The document praised the "wisdom of Pius XII's diplomacy" and cited his warning in a 1939 encyclical "against theories which denied the unity of the human race and against the deification of the state," which he feared could culminate in a terrible "hour of darkness."

The paper contends that Jewish leaders supported the view that Pius helped save hundreds of thousands of lives. It cites the words of Golda Meir, the former Israeli prime minister, who eulogized Pius upon his death in 1958 for raising his voice "when fearful martyrdom came to our people."

Vatican historians say that Pius worked quietly behind the scenes and did not take a more assertive attitude in denouncing Nazi transgressions because he feared that such a brazen stand would have little helpful effect and would worsen conditions for Catholics, as well as Jews, in Germany and Nazi-occupied countries across Europe.

Cardinal Edward Cassidy, the head of the Vatican Commission for Religious Relations with Jews, defended the document as a historic confession of Christianity's failure to prevent the Holocaust. He said the paper went much further than addressing demands by some Jewish groups for an apology about the church's behavior during the war.

"This is an act of repentance," the Australian cardinal told reporters after the document was released. "This is more than an apology since as members of the church we are linked to the sins as well as to the merits of all her children."

Cassidy added: "We feel we have to repent. Not only for what we may have done individually, but also for those members of our church who failed in this regard."

The document clearly bears the imprint of John Paul, who grew up under the Nazi occupation of his native Poland. He has said that with the approach of Christianity's third millennium, Catholics must take pains to examine responsibilities for the evils of history, especially the Holocaust, which he describes as an "indelible stain" on the 20th century.

"The Church should become more fully conscious of the sinfulness of her children, recalling all those times in history when they departed from the spirit of Christ," the document reads. It cites John Paul as noting that while some Christians acted courageously during the Holocaust, "the spiritual resistance and concrete action of other Christians was not that which might have been expected."

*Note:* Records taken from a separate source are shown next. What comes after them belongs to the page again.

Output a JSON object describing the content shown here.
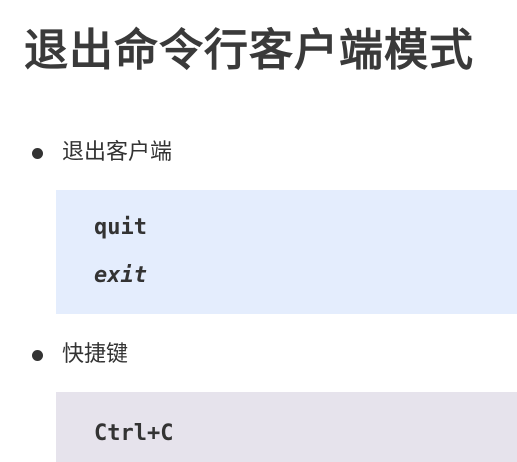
{
  "title": "退出命令行客户端模式",
  "sections": [
    {
      "label": "退出客户端",
      "code_lines": [
        "quit",
        "exit"
      ]
    },
    {
      "label": "快捷键",
      "code_lines": [
        "Ctrl+C"
      ]
    }
  ]
}
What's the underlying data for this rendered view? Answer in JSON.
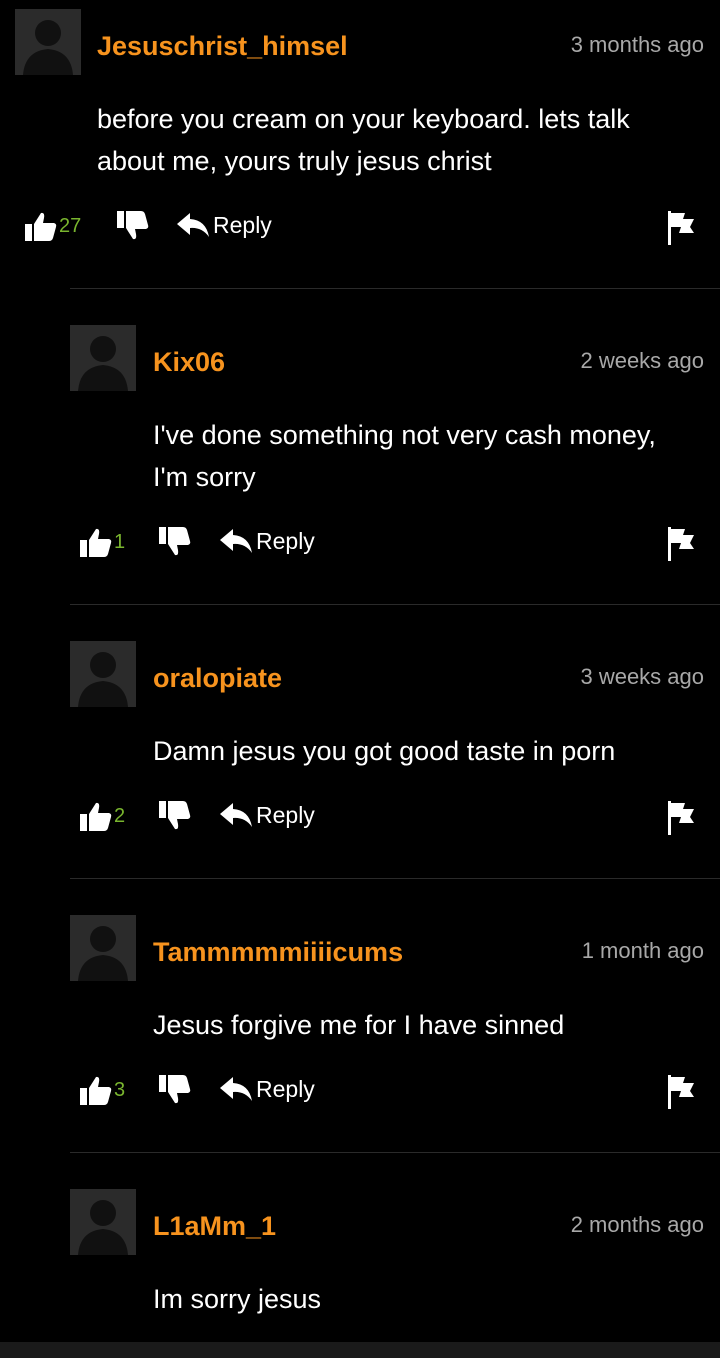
{
  "comments": [
    {
      "username": "Jesuschrist_himsel",
      "time": "3 months ago",
      "text_lines": [
        "before you cream on your keyboard. lets talk",
        "about me, yours truly jesus christ"
      ],
      "likes": "27",
      "reply_label": "Reply"
    },
    {
      "username": "Kix06",
      "time": "2 weeks ago",
      "text_lines": [
        "I've done something not very cash money,",
        "I'm sorry"
      ],
      "likes": "1",
      "reply_label": "Reply"
    },
    {
      "username": "oralopiate",
      "time": "3 weeks ago",
      "text_lines": [
        "Damn jesus you got good taste in porn"
      ],
      "likes": "2",
      "reply_label": "Reply"
    },
    {
      "username": "Tammmmmiiiicums",
      "time": "1 month ago",
      "text_lines": [
        "Jesus forgive me for I have sinned"
      ],
      "likes": "3",
      "reply_label": "Reply"
    },
    {
      "username": "L1aMm_1",
      "time": "2 months ago",
      "text_lines": [
        "Im sorry jesus"
      ]
    }
  ],
  "colors": {
    "username": "#f7931e",
    "likes": "#79b52e",
    "time": "#a8a8a8",
    "background": "#000000"
  },
  "icons": {
    "avatar": "default-avatar-icon",
    "like": "thumbs-up-icon",
    "dislike": "thumbs-down-icon",
    "reply": "reply-arrow-icon",
    "flag": "flag-icon"
  }
}
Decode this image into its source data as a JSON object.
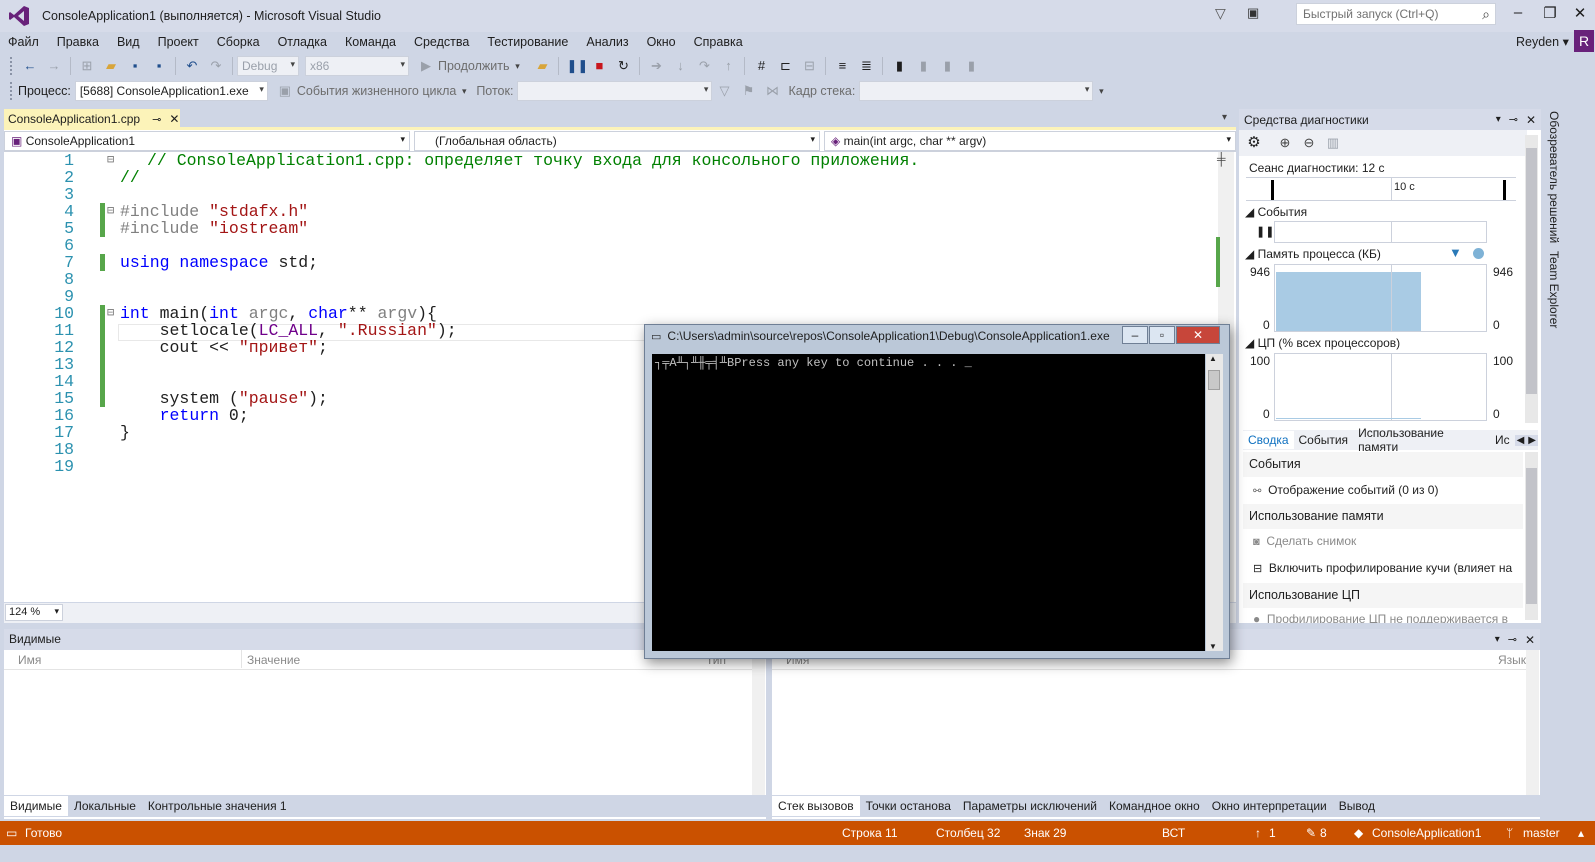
{
  "window": {
    "title": "ConsoleApplication1 (выполняется) - Microsoft Visual Studio",
    "quick_launch_placeholder": "Быстрый запуск (Ctrl+Q)",
    "user": "Reyden",
    "user_initial": "R"
  },
  "menu": [
    "Файл",
    "Правка",
    "Вид",
    "Проект",
    "Сборка",
    "Отладка",
    "Команда",
    "Средства",
    "Тестирование",
    "Анализ",
    "Окно",
    "Справка"
  ],
  "toolbar": {
    "config": "Debug",
    "platform": "x86",
    "continue_label": "Продолжить"
  },
  "debug_location": {
    "process_label": "Процесс:",
    "process_value": "[5688] ConsoleApplication1.exe",
    "lifecycle_label": "События жизненного цикла",
    "thread_label": "Поток:",
    "stack_frame_label": "Кадр стека:"
  },
  "editor": {
    "tab_title": "ConsoleApplication1.cpp",
    "project_combo": "ConsoleApplication1",
    "scope_combo": "(Глобальная область)",
    "member_combo": "main(int argc, char ** argv)",
    "zoom": "124 %",
    "line_numbers": [
      "1",
      "2",
      "3",
      "4",
      "5",
      "6",
      "7",
      "8",
      "9",
      "10",
      "11",
      "12",
      "13",
      "14",
      "15",
      "16",
      "17",
      "18",
      "19"
    ]
  },
  "diagnostics": {
    "title": "Средства диагностики",
    "session": "Сеанс диагностики: 12 с",
    "timeline_tick": "10 с",
    "events_section": "События",
    "memory_section": "Память процесса (КБ)",
    "memory_max_left": "946",
    "memory_min_left": "0",
    "memory_max_right": "946",
    "memory_min_right": "0",
    "memory_fill_fraction": 0.9,
    "cpu_section": "ЦП (% всех процессоров)",
    "cpu_max_left": "100",
    "cpu_min_left": "0",
    "cpu_max_right": "100",
    "cpu_min_right": "0",
    "tabs": [
      "Сводка",
      "События",
      "Использование памяти",
      "Ис"
    ],
    "summary": {
      "events_header": "События",
      "events_item": "Отображение событий (0 из 0)",
      "memory_header": "Использование памяти",
      "snapshot": "Сделать снимок",
      "heap_profiling": "Включить профилирование кучи (влияет на",
      "cpu_header": "Использование ЦП",
      "cpu_note": "Профилирование ЦП не поддерживается в"
    }
  },
  "sidebar": {
    "solution_explorer": "Обозреватель решений",
    "team_explorer": "Team Explorer"
  },
  "locals_panel": {
    "title": "Видимые",
    "col_name": "Имя",
    "col_value": "Значение",
    "col_type": "Тип",
    "tabs": [
      "Видимые",
      "Локальные",
      "Контрольные значения 1"
    ]
  },
  "callstack_panel": {
    "col_name": "Имя",
    "col_lang": "Язык",
    "tabs": [
      "Стек вызовов",
      "Точки останова",
      "Параметры исключений",
      "Командное окно",
      "Окно интерпретации",
      "Вывод"
    ]
  },
  "status": {
    "ready": "Готово",
    "line": "Строка 11",
    "col": "Столбец 32",
    "ch": "Знак 29",
    "mode": "ВСТ",
    "up": "1",
    "edits": "8",
    "repo": "ConsoleApplication1",
    "branch": "master"
  },
  "console": {
    "title": "C:\\Users\\admin\\source\\repos\\ConsoleApplication1\\Debug\\ConsoleApplication1.exe",
    "output": "┐╤A╨┐╨╫╤╡╨BPress any key to continue . . . _"
  }
}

The document acknowledges that Christians have been guilty of much anti-Jewish prejudice over the past two millenniums. The church itself did not repudiate the notion of collective Jewish guilt for Christ's death until the early 1960s, when the Second Vatican Council, under Pope Paul VI, released the most significant paper on Jewish relations until now.

But Vatican historians drew a sharp distinction in the current document between anti-Jewish resentments that have tarnished Christian history and the diabolical hatreds that drove the Nazi dictatorship of Adolf Hitler to carry out the genocide of European Jews.

"The Shoah was the work of a thoroughly modern neo-pagan regime. Its antisemitism had its roots outside of Christianity and, in pursuing its aims, did not hesitate to oppose the Church and persecute its members, also," the paper says. "The Catholic Church repudiates every persecution against a people or human group anywhere, at any time. She absolutely condemns all forms of genocide, as well as the racist ideologies that give rise to them." Correspondents Doug Struck in Jerusalem and John M. Goshko at the United Nations contributed to this report. CAPTION: Vatican officials, from left, the Rev. Remi Hoeckman, Bishop Pierre Duprey and Cardinal Edward Cassidy, discuss Holocaust document with journalists.